The families of those killed in the Sept. 11 attacks have waited almost a decade for justice, and "it must not be delayed any longer," Holder told a news conference.
Holder had announced the earlier plan for trial in New York City in November 2009, but that foundered amid widespread opposition to a civilian court trial, particularly in New York. Congress passed legislation that prohibits bringing any detainees from the prison at Guantanamo Bay, Cuba, to the United States.
Monday, the attorney general called the congressional restrictions unwise and unwarranted and said a legislative body cannot make prosecutorial decisions.
Most Republicans applauded the turnabout, but Holder said he is convinced that his earlier decision was the right one. The Justice Department had been prepared to bring "a powerful case" in civilian court, he said.

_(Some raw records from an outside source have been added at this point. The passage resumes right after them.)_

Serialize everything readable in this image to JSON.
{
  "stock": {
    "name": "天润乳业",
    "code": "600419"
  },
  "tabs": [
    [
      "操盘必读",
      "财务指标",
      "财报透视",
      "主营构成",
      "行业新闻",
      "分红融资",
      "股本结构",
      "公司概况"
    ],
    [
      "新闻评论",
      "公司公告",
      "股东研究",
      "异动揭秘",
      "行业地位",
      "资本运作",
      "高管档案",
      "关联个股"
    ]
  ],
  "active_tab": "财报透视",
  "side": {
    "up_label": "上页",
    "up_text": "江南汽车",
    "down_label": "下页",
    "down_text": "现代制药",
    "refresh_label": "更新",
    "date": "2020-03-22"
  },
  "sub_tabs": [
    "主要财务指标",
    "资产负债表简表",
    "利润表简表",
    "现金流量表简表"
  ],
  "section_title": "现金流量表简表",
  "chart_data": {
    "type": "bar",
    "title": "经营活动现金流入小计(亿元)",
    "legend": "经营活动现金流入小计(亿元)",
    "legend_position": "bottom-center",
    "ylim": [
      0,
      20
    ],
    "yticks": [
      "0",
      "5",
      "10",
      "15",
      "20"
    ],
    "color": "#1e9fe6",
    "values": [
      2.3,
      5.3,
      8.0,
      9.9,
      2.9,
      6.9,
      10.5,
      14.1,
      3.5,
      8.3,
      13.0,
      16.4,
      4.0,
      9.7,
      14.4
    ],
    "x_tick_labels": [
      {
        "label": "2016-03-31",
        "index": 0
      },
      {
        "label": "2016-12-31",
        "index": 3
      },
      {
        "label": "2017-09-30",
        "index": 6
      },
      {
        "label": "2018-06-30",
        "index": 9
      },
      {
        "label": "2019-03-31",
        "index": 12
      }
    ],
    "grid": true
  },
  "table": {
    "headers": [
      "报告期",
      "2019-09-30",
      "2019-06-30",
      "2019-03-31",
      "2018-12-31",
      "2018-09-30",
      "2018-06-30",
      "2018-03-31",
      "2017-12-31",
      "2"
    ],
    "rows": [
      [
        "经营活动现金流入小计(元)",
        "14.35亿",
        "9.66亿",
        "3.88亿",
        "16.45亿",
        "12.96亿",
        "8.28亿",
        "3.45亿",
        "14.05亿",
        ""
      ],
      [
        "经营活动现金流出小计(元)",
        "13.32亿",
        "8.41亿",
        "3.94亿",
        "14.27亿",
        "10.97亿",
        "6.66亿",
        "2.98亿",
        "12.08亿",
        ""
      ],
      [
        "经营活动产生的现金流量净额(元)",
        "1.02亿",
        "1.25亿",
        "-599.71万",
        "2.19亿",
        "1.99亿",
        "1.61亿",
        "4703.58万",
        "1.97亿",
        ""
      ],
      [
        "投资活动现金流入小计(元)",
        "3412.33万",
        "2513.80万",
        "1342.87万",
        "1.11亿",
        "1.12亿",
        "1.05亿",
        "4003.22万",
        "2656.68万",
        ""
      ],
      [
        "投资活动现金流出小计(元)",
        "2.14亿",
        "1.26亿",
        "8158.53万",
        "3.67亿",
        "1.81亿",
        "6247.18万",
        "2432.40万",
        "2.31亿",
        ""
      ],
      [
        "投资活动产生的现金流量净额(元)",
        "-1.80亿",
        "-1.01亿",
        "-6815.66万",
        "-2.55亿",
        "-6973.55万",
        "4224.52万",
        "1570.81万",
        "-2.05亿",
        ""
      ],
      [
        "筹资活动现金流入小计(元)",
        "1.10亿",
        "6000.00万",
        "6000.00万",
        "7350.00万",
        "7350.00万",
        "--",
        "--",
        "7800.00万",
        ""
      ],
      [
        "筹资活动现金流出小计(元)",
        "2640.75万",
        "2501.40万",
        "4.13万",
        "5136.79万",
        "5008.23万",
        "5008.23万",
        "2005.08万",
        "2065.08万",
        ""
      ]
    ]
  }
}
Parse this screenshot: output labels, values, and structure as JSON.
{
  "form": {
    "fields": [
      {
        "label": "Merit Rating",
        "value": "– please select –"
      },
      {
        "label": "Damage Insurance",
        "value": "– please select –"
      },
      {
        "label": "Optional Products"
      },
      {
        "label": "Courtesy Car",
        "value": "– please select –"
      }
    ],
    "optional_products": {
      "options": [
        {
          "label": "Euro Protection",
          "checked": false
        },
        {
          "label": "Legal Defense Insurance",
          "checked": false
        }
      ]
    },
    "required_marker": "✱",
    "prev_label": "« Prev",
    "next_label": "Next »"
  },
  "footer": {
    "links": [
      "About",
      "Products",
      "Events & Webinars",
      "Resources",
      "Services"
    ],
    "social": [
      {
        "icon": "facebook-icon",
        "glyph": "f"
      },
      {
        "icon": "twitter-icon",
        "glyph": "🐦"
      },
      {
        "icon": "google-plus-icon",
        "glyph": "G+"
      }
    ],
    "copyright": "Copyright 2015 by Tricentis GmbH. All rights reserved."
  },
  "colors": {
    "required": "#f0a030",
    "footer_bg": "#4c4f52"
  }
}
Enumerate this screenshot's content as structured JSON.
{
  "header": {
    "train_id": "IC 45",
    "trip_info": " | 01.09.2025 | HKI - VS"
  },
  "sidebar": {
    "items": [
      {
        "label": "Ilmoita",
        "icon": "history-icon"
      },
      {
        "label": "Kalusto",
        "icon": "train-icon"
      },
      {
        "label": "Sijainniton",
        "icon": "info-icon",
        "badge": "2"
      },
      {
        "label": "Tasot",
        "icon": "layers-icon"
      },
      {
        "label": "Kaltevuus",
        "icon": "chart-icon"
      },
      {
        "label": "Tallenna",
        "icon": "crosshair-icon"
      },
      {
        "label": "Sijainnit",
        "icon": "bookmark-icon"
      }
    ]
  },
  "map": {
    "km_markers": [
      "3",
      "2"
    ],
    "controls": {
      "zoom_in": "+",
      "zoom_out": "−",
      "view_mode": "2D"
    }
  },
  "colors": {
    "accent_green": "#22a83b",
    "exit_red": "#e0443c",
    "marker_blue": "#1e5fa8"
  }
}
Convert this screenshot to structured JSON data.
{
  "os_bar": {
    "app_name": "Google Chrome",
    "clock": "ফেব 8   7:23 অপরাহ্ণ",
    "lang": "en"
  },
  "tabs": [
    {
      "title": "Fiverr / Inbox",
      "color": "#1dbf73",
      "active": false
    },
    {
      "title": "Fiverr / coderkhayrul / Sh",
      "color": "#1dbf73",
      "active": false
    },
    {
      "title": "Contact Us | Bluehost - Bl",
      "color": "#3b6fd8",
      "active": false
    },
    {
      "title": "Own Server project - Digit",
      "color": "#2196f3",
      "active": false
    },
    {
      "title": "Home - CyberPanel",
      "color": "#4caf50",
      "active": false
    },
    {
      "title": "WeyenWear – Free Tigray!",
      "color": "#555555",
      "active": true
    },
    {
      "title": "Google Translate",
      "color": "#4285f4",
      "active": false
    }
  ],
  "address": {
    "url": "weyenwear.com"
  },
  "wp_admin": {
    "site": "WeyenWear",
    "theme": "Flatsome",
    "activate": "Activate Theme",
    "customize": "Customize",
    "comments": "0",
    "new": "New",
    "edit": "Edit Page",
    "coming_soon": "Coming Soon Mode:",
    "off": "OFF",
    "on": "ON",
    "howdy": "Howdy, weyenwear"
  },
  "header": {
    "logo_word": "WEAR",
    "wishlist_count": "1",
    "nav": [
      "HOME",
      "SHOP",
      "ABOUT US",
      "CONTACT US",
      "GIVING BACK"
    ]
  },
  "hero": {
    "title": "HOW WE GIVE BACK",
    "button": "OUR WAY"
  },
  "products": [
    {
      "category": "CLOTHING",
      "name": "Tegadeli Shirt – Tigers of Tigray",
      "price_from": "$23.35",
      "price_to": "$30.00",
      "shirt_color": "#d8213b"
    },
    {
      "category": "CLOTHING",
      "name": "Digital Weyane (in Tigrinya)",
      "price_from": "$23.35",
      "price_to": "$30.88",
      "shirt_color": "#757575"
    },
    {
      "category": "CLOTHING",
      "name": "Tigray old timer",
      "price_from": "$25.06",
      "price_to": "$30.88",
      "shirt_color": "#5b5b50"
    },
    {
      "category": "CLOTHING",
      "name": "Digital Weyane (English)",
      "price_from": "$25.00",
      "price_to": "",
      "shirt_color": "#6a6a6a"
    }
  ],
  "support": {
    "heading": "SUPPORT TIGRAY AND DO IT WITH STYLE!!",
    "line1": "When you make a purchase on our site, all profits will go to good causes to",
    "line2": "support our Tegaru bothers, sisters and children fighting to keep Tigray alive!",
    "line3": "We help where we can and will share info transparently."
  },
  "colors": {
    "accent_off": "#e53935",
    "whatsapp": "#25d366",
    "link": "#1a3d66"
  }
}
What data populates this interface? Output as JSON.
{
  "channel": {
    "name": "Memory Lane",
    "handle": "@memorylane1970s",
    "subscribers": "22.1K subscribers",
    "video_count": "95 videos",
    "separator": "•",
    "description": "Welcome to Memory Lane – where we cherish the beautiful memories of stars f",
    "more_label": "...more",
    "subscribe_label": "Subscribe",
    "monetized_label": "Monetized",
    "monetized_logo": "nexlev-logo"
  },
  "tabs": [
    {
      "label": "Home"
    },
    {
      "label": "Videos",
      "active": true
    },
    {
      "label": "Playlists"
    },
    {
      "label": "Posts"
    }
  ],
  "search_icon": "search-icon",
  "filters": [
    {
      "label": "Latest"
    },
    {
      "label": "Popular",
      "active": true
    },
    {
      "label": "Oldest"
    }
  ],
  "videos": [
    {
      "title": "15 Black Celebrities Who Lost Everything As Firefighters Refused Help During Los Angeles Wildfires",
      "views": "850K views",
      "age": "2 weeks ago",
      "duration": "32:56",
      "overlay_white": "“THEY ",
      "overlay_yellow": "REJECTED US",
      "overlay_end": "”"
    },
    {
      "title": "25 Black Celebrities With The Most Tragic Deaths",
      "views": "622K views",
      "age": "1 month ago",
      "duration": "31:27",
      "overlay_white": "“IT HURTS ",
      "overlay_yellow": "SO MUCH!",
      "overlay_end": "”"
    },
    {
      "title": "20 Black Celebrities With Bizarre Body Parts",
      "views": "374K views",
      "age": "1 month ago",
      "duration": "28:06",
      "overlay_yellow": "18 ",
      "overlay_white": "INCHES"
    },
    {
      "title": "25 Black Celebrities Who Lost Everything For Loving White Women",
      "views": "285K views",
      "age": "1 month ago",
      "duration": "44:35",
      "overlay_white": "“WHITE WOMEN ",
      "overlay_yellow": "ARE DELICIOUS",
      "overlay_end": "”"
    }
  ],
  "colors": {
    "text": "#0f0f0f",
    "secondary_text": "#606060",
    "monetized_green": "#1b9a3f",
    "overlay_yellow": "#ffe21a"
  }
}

In New York on Monday, the government unsealed and got a judge to dismiss an indictment in the case that charged Mohammed and the others with 10 counts relating to the Sept. 11, 2001 terrorist attacks. The dismissal was because the accused will not be tried in civilian court.
The indictment said that in late August 2001, as the terrorists in the United States made final preparations, Mohammed was notified about the date of the attack and relayed that to Osama bin Laden.
Some 9/11 family members supported the change to military commissions.
"We're delighted," said Alexander Santora, 74, father of deceased firefighter Christopher A. Santora. The father called the accused terrorists "demonic human beings, they've already said that they would kill us if they could, if they got the chance they would do it again."
Republican lawmakers, who led the opposition to a trial in civilian court, welcomed the administration's shift.
"While it is unfortunate that it took so long to make this announcement, I am pleased that the Obama administration has finally heeded those who rebuked their decision and that the trial is being held where it belongs," said Senate Judiciary Committee Republican Jeff Sessions of Alabama.
New York Republican congressman Peter King, who has opposed trying the 9/11 conspirators in federal court, said Monday's decision is a vindication of President George W. Bush's detention policies. Some Democrats also said holding a trial in New York was the wrong way to go.
The American Civil Liberties Union criticized the administration's decision.
Cases prosecuted in military commissions now "are sure to be subject to continuous legal challenges and delays, and their outcomes will not be seen as legitimate. That is not justice," said ACLU executive director Anthony D. Romero.
Holder said it is unclear whether the five men could receive the death penalty if they plead guilty in military court.